Freelancing is now a better-understood and widely-accepted move. Historically, hiring managers have been snobby about time spent working in ‘non-permanent’ roles. But times are changing. Just because a role was freelance, doesn’t mean it wasn’t a good role and it certainly doesn’t mean the person is less good. Quite the opposite can be the case, so it’s important to understand each person’s story and motivations behind the freelance work.

There’s a really important point that comes out of all of this and is at the core of the implication. Very high calibre people are dipping into freelance work between permanent roles. That’s particularly true of people just leaving consulting – and particularly at the manager level (when people look up at the partnership and decide it’s not for them). These have historically been viewed as the ultimate prize for employers (particularly PE funds who specifically target Managers from McKinsey, Bain & BCG), and these prizes are becoming more readily available.

Historically, organisations have felt that ‘career freelancers’ were not consistently high calibre options. That’s a huge generalisation (there are many brilliant career freelancers out there), but it is a commonly voiced impression. The point now is that there’s a far greater supply of non-career freelancers – who could be a great short-term asset to your business, and perhaps, even, someone that turns into a ‘try before you buy’ permanent hire too.

– by Rich

Hope you enjoyed this article – we regularly publish our content on our LinkedIn page so if you want to keep in touch just click through.

Freelance v. Perm: the reality of costs

There is a lot of uncertainty around how much freelance consultants actually cost compared to perm employees: we’re here to help you understand all of this.

MMO Freelance info pack

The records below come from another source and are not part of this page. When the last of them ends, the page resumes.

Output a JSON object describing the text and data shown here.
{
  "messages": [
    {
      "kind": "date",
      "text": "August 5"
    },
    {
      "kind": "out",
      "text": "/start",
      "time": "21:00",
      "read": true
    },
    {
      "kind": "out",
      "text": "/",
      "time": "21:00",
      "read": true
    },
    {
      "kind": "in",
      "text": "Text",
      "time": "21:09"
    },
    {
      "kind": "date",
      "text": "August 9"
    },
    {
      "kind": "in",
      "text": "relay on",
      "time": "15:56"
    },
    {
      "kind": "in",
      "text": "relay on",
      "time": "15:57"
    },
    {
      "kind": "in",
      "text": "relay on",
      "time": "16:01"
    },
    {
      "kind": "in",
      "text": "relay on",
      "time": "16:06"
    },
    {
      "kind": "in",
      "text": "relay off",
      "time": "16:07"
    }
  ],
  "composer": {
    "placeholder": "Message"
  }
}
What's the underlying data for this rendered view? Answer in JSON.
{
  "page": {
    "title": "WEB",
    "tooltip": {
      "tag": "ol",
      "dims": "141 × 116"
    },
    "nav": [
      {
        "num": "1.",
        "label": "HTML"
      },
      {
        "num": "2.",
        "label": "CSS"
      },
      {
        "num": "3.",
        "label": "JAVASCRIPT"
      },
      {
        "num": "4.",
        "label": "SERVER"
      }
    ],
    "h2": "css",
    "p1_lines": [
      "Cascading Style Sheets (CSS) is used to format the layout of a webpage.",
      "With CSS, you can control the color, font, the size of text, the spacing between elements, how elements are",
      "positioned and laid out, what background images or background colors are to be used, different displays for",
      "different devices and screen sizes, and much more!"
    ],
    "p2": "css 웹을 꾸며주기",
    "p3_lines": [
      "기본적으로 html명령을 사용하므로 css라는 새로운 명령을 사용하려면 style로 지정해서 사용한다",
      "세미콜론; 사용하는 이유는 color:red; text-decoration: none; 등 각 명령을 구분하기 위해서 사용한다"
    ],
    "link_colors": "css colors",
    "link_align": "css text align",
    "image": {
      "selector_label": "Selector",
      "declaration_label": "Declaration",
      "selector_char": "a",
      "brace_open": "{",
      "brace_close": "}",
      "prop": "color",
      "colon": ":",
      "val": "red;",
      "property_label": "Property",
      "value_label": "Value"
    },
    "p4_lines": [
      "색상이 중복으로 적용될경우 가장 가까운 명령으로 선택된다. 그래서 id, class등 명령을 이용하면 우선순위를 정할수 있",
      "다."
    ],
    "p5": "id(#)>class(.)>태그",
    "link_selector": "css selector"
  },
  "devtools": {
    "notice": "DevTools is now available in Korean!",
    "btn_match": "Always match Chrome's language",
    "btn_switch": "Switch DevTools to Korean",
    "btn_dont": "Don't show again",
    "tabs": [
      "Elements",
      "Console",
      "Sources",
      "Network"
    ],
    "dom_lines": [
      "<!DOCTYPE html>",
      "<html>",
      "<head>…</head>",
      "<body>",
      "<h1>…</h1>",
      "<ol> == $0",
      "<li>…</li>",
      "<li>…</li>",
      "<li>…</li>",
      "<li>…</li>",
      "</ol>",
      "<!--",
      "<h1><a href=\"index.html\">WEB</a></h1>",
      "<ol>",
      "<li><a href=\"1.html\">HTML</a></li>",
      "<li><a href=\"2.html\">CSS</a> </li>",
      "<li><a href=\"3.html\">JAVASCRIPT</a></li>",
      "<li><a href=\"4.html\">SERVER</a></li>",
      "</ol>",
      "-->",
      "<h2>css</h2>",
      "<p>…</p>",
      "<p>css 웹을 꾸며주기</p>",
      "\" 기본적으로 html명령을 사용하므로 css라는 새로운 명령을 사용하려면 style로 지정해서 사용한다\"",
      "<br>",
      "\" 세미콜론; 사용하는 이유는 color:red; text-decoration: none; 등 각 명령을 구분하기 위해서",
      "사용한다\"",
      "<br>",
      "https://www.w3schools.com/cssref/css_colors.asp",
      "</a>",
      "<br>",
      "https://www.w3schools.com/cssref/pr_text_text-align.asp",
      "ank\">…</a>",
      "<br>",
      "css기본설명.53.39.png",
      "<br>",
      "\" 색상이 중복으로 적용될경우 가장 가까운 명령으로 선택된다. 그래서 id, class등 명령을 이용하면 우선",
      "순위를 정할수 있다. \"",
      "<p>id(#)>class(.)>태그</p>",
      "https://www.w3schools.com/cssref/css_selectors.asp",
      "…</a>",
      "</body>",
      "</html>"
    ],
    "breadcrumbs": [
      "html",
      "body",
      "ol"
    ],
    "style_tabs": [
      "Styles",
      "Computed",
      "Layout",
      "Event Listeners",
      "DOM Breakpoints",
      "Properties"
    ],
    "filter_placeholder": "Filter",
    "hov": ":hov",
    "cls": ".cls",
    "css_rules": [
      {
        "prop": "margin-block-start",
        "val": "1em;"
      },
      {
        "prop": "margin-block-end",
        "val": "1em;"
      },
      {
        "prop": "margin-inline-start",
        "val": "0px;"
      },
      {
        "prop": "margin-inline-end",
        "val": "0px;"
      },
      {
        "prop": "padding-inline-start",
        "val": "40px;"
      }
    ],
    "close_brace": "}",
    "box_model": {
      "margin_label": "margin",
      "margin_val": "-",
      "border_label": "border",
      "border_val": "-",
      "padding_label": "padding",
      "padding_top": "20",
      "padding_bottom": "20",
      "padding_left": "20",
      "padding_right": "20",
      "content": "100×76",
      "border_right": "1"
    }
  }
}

We know the challenges faced by employers and freelancers. We overcome these problems for 29k+ members and 1,900+ clients. Find out more in our info pack.